The study (also reported in the New England Journal of Medicine) included 6190 gout patients (with a history of CV disease) who received febuxostat or allopurinol, and followed for a median of 32 months.
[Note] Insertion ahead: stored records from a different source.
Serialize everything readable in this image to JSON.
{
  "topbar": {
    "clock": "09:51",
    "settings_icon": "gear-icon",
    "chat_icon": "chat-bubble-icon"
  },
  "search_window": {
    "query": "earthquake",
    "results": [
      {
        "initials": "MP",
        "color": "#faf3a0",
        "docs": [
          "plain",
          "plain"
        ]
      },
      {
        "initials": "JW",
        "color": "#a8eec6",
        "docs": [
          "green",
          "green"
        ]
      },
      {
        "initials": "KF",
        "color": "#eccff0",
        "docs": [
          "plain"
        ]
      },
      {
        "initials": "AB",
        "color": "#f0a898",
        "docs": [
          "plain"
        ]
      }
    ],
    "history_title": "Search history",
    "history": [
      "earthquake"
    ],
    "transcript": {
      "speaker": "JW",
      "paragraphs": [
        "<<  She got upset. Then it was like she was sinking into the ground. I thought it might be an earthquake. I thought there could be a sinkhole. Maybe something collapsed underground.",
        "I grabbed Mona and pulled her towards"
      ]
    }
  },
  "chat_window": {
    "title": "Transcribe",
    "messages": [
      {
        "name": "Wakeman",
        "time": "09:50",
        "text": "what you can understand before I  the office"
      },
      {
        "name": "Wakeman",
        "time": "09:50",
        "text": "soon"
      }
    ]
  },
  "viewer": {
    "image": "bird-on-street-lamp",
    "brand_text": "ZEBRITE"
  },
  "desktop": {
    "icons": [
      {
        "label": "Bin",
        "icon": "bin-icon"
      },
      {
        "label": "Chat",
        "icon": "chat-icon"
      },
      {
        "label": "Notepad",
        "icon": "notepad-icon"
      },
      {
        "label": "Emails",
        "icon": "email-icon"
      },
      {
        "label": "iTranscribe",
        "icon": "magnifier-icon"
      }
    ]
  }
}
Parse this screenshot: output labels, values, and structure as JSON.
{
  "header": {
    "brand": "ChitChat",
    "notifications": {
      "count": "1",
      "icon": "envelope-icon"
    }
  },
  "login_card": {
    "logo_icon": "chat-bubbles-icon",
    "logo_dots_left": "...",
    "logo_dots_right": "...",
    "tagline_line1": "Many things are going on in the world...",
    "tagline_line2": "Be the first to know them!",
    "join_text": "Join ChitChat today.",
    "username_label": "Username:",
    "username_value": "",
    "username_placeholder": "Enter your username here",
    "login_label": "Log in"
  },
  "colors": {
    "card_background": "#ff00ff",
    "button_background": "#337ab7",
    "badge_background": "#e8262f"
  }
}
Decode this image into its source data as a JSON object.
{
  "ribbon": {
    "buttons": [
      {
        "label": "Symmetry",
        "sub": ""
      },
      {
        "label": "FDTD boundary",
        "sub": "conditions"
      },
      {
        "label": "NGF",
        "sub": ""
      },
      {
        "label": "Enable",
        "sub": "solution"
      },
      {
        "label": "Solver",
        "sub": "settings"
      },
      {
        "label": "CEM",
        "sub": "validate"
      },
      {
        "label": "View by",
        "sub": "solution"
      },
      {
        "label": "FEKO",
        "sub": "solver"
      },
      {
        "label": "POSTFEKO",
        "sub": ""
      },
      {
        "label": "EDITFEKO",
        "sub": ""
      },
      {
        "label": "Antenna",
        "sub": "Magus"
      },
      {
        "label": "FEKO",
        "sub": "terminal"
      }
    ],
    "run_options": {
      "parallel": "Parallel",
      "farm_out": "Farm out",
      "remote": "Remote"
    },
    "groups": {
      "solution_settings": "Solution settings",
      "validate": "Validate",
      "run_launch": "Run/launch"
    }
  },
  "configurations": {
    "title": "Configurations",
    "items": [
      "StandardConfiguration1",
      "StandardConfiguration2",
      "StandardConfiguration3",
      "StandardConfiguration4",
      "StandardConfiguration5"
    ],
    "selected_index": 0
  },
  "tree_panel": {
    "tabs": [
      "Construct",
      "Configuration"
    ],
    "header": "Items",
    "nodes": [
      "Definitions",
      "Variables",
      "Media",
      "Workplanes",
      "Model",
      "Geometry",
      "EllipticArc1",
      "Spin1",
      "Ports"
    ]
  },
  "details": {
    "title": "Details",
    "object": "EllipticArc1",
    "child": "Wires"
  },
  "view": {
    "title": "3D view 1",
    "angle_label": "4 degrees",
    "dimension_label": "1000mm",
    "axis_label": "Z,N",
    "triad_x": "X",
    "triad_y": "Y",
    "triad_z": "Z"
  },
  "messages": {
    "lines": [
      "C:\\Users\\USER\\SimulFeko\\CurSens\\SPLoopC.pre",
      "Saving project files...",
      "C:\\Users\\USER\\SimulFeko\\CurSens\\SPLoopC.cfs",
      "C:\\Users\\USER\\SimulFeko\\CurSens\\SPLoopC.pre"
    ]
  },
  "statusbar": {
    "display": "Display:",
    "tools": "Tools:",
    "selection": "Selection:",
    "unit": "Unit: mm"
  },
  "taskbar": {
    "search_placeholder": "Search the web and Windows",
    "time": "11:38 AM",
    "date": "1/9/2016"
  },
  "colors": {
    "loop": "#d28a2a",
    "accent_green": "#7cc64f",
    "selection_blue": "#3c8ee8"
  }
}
The primary endpoint was a combination of cardiovascular death, nonfatal myocardial infarction, nonfatal stroke, or unstable angina with urgent revascularization.
The primary end-point event occurred in 335 patients (10.8%) in the febuxostat group and in 321 patients (10.4%) in the allopurinol group (hazard ratio 1.03); the rate of gout flares was similar between groups.
But all-cause and cardiovascular mortality was higher in the febuxostat group than in the allopurinol group (hazard ratio for death from any cause, 1.22 [95% CI, 1.01 to 1.47]; hazard ratio for cardiovascular death, 1.34 [95% CI, 1.03 to 1.73]). The risk of death from cardiovascular disease was 34 percent higher with febuxostat and all cause deaths were 22 percent higher with febuxostat.
Febuxostat was approved in 2009. At the time, the FDA reviewed old and supplemental evidence regarding the risk of cardiovascular problems.
The trial is hampered by high rate of regimen discontinuations (57%) and those who discontinued follow-up (45%).
Thus in CV high risk gout patients febuxostat did not fare as well as allopurinol.